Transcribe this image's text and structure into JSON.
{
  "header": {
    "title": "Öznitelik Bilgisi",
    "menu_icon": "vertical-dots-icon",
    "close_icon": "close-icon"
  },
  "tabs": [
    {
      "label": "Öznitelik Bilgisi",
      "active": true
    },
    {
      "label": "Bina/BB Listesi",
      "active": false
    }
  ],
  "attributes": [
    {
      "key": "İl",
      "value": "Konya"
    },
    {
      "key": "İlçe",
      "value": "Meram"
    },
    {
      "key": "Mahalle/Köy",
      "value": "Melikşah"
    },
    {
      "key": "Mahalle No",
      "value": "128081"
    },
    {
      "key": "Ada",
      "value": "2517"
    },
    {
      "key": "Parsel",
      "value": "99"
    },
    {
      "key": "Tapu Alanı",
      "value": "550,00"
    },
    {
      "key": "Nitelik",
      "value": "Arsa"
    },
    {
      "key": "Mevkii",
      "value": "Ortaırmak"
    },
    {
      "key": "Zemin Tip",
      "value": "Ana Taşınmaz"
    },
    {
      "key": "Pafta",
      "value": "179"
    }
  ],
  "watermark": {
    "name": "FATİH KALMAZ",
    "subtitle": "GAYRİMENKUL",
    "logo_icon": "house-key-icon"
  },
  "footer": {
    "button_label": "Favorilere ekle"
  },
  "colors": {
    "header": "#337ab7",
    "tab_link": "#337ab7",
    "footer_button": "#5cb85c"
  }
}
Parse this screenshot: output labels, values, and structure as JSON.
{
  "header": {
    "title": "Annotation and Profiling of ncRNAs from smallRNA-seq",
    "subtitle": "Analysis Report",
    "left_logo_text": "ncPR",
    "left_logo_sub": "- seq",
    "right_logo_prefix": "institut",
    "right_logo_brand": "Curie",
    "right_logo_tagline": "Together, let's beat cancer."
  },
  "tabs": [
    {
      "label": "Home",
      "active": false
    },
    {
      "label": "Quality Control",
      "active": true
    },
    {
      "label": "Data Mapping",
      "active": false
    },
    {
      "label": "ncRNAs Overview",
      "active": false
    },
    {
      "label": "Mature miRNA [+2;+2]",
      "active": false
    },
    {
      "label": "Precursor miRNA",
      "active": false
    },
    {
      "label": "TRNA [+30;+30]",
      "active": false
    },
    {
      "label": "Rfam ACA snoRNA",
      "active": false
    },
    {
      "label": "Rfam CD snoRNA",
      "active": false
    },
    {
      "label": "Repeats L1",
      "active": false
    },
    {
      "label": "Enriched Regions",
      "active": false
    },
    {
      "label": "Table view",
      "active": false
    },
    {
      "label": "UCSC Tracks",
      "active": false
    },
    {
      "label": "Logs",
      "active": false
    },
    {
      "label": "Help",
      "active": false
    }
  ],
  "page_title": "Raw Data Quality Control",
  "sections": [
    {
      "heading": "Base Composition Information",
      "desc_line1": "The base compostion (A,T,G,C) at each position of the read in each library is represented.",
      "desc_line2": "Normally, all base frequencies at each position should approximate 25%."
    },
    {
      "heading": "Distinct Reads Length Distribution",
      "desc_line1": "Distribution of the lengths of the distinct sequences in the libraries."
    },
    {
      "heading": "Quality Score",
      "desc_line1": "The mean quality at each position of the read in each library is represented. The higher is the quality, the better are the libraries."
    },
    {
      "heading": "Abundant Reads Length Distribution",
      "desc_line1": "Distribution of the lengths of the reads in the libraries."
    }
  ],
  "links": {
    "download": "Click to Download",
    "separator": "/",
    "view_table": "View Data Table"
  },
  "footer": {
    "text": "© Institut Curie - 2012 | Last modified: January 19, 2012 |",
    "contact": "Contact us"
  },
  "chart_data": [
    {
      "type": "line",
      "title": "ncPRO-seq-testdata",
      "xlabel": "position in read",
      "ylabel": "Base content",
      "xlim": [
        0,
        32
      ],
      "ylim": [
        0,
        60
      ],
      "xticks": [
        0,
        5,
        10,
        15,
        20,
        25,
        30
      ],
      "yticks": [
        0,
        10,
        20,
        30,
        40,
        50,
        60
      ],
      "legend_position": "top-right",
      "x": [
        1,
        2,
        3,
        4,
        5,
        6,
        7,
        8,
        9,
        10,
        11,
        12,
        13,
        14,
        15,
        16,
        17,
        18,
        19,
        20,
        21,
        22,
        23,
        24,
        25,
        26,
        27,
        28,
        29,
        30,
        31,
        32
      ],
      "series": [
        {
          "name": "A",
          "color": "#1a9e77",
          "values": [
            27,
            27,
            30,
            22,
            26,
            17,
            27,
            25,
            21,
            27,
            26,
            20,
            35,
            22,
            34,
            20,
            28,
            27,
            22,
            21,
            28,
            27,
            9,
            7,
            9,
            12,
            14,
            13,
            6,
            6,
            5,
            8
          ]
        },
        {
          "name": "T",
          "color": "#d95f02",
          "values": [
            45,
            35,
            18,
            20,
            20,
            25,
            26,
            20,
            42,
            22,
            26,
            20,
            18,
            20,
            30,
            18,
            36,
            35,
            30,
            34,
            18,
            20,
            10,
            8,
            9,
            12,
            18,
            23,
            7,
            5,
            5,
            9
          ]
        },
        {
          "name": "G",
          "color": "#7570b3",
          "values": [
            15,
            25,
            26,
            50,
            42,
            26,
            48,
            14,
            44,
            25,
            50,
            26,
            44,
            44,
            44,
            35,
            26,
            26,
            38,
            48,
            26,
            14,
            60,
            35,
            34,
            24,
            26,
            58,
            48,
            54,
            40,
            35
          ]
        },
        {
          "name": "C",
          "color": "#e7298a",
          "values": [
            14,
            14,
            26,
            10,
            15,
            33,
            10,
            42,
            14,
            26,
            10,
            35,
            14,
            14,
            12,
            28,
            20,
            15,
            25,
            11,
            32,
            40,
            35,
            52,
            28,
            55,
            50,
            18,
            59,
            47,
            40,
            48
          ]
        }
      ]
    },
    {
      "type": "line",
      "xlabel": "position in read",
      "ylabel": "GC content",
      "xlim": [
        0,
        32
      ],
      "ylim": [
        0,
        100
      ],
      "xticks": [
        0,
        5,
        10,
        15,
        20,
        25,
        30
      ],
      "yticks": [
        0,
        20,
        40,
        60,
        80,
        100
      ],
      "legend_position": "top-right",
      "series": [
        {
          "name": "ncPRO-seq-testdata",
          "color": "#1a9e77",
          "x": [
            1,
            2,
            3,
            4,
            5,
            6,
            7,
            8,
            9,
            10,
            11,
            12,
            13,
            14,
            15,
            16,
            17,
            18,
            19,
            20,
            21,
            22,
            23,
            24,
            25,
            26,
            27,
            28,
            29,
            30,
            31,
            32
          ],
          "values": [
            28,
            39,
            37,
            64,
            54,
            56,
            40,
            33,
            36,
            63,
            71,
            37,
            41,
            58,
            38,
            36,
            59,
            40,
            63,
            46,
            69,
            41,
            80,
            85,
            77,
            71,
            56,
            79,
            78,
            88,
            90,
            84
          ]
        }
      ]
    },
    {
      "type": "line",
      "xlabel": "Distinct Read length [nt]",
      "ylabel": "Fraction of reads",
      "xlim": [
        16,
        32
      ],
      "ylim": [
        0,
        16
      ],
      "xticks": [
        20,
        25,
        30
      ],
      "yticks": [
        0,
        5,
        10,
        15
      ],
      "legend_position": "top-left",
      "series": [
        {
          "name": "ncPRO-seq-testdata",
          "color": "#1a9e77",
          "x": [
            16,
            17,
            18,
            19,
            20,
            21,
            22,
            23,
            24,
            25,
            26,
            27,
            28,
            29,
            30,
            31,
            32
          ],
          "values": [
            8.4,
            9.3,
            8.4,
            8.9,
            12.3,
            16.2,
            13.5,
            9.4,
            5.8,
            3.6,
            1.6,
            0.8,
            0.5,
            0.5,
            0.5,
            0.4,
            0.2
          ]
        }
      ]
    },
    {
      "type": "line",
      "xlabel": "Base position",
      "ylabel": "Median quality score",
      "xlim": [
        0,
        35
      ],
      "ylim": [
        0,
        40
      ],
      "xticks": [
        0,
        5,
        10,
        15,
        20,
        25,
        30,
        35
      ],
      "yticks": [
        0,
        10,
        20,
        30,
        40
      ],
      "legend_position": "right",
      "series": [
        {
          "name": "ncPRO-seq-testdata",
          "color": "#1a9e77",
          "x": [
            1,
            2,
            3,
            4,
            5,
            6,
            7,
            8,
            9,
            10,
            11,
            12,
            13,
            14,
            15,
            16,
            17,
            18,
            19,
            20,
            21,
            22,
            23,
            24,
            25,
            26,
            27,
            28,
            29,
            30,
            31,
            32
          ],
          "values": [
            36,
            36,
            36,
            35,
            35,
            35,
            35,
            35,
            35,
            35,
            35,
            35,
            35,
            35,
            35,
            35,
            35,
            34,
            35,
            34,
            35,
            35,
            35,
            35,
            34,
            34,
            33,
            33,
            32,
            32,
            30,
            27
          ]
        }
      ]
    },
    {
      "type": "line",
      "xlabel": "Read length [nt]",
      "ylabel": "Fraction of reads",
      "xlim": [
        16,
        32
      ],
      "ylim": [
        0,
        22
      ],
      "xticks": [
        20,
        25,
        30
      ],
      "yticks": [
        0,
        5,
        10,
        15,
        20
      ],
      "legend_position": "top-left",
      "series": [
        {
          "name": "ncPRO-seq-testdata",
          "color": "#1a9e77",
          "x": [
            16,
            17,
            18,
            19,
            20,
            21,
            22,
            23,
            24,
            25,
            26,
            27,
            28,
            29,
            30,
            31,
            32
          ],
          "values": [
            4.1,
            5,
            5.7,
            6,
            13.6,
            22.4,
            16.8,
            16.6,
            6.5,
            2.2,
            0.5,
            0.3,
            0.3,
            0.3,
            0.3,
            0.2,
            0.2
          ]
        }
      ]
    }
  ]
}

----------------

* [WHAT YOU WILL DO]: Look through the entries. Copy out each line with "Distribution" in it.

* [ANSWER SPACE]:
      "heading": "Distinct Reads Length Distribution",
      "desc_line1": "Distribution of the lengths of the distinct sequences in the libraries."
      "heading": "Abundant Reads Length Distribution",
      "desc_line1": "Distribution of the lengths of the reads in the libraries."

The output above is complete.